Charts of the Week

Central Europe: improving growth prospects in the short-term


In the first quarter, economic growth in Central European countries improved as expected (Poland: +0.4% q/q in Q1 2024; Hungary: +0.8% q/q; Czech Republic: +0.5% q/q; Slovakia: +0.7% q/q; Romania: +0.5%). Although details of the accounts are not yet available, there is strong evidence that growth was primarily driven by consumption, as reflected by the boost in retail sales. Private consumption has benefited from renewed household confidence, the rise in households' purchasing intentions, sustained wages and lower inflation figures in recent months. Meanwhile, industrial production and business confidence remain rather subdued.

In the short term, the outlook for growth is well oriented. According to forecasts published by the European Commission last week, Romania and Poland could be among the best-performing economies in Central Europe, with a GDP growth of 3.3% and 2.8% expected on average respectively for 2024. A more modest rebound is expected in Hungary and Slovakia. In contrast, Czech Republic may still be lagging behind (forecasts: +1.2% this year).

The Czech Republic's economic underperformance is not limited to 2024. Czech GDP has still not returned to its pre-Covid-19 level, unlike that of neighbouring countries. Supply constraints have been a major obstacle to the country’s economic recovery. Similarly, savings accumulated by households during the pandemic were barely used afterwards. The household savings rate, close to 18% in Q1 2024, remains higher than in December 2019.

By contrast, Poland stands out in the region with a significant catch-up effect since 2020. GDP is currently 11% above its pre-pandemic level. While successive shocks since 2020 have constrained growth momentum, Poland has shown resilience due to generous government support measures. Investment has accelerated markedly (+11.6% after +3.4% in 2022), driven by foreign direct investment since 2021 (almost 5% of GDP on average each year). After narrowly escaping a recession in 2023, the expected revival in growth in 2024 should be supported by all growth drivers. Households should benefit from a significant increase in family allowances (+60% for child allowances) and an extension of the moratorium on debt servicing this year.
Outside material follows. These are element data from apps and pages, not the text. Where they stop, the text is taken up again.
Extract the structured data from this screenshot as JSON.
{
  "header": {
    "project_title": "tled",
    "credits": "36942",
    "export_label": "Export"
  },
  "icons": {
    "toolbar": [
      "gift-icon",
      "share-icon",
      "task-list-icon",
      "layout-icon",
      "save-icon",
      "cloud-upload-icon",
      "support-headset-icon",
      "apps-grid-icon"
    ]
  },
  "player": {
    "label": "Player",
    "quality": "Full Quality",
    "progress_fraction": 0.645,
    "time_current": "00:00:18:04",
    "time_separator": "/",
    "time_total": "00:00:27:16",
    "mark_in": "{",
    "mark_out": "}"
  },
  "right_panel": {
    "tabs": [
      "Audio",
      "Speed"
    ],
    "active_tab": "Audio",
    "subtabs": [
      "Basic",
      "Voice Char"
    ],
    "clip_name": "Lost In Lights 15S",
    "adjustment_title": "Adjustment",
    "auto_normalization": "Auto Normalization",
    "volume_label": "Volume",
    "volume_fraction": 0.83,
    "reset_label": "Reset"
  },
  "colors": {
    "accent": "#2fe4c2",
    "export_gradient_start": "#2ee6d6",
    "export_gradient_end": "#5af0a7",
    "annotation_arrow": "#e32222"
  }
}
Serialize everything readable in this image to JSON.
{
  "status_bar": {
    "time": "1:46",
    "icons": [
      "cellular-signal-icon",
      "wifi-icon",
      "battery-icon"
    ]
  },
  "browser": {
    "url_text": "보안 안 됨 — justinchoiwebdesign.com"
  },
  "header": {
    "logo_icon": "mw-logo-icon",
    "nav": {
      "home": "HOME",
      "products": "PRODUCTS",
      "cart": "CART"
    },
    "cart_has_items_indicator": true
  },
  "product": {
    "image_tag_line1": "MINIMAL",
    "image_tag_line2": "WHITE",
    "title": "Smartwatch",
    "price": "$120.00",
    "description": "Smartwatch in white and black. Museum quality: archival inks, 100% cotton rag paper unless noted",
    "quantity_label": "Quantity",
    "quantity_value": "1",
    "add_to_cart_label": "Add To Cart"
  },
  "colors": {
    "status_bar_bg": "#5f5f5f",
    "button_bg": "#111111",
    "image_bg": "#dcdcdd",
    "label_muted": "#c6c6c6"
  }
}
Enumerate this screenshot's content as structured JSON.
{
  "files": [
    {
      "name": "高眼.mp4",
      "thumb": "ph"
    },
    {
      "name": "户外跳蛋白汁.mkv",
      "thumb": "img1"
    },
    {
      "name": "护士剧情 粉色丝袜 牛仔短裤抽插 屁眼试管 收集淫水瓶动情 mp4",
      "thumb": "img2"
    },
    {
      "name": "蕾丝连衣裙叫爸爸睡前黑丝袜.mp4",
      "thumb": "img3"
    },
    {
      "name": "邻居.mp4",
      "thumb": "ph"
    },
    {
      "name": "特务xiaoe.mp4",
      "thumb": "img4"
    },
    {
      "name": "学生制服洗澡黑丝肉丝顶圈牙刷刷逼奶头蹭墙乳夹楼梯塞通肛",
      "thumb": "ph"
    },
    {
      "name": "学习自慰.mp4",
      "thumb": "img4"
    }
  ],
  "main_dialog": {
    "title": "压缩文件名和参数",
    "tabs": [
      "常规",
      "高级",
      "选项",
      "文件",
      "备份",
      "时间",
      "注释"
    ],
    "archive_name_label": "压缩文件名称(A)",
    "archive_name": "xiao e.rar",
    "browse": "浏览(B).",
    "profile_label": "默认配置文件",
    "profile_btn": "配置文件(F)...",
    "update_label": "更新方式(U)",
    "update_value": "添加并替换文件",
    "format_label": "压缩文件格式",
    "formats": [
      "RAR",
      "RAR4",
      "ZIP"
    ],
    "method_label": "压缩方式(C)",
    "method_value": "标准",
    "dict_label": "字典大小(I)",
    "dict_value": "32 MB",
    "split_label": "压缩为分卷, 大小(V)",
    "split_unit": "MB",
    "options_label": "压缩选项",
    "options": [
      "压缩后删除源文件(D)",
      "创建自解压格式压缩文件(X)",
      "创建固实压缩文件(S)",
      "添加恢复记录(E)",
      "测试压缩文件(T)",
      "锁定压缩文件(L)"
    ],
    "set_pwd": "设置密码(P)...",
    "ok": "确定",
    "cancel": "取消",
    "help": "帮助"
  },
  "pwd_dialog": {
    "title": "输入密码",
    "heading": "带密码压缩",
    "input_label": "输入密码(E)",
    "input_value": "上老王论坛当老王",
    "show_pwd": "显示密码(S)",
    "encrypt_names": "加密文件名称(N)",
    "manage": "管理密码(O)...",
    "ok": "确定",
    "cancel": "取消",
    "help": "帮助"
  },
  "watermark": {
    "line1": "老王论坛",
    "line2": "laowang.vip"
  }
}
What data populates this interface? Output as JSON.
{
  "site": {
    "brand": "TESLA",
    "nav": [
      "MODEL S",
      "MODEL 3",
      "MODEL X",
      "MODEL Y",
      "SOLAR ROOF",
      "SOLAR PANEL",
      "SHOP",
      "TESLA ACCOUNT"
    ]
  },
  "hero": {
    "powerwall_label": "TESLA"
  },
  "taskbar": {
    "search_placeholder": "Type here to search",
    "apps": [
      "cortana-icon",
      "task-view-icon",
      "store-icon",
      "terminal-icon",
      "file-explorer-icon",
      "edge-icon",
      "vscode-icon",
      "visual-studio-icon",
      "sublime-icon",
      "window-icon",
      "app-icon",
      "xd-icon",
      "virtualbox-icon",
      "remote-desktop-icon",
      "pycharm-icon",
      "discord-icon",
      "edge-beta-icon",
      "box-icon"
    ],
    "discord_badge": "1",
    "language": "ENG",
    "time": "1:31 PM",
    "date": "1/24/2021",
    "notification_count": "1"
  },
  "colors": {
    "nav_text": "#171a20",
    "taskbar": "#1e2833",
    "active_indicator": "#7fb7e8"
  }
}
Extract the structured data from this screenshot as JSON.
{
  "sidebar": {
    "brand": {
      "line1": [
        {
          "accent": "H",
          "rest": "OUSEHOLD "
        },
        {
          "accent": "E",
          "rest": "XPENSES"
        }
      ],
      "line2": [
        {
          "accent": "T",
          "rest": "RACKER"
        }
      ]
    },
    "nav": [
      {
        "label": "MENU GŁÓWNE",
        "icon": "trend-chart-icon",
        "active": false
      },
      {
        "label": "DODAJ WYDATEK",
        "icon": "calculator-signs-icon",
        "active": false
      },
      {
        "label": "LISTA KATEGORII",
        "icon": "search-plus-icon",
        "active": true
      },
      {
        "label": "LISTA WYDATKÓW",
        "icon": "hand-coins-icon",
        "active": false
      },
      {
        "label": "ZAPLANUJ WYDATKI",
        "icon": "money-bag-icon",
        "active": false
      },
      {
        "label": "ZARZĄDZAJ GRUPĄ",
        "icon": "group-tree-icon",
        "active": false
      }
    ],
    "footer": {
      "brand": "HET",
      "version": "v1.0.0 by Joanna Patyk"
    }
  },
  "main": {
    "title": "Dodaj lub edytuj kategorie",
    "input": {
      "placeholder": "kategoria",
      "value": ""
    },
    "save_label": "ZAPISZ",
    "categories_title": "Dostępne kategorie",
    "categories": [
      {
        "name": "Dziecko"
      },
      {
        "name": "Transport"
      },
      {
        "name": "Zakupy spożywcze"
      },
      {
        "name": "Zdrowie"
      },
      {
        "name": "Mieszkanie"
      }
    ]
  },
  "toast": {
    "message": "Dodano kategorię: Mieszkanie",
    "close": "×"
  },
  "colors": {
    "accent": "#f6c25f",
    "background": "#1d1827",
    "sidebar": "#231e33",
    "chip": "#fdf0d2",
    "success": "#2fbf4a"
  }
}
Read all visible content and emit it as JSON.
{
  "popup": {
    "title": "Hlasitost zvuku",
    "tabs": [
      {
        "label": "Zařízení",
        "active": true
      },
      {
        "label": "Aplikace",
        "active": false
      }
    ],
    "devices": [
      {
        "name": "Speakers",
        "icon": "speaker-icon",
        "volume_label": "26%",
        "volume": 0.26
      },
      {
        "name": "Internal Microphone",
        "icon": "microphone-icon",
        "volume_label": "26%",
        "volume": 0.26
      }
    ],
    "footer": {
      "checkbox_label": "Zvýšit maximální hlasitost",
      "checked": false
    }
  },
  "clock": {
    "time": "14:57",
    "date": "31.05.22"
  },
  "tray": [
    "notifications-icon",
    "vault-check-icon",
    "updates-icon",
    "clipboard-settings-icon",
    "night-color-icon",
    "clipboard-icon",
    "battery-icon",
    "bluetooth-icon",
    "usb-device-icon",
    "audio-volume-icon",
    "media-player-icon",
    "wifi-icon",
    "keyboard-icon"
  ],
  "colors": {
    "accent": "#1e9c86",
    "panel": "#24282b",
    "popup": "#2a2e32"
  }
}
In addition, the release of European funds, including a first tranche of EUR 6.3 billion already approved for Poland at the beginning of the year, will likely support investment.

Real GDP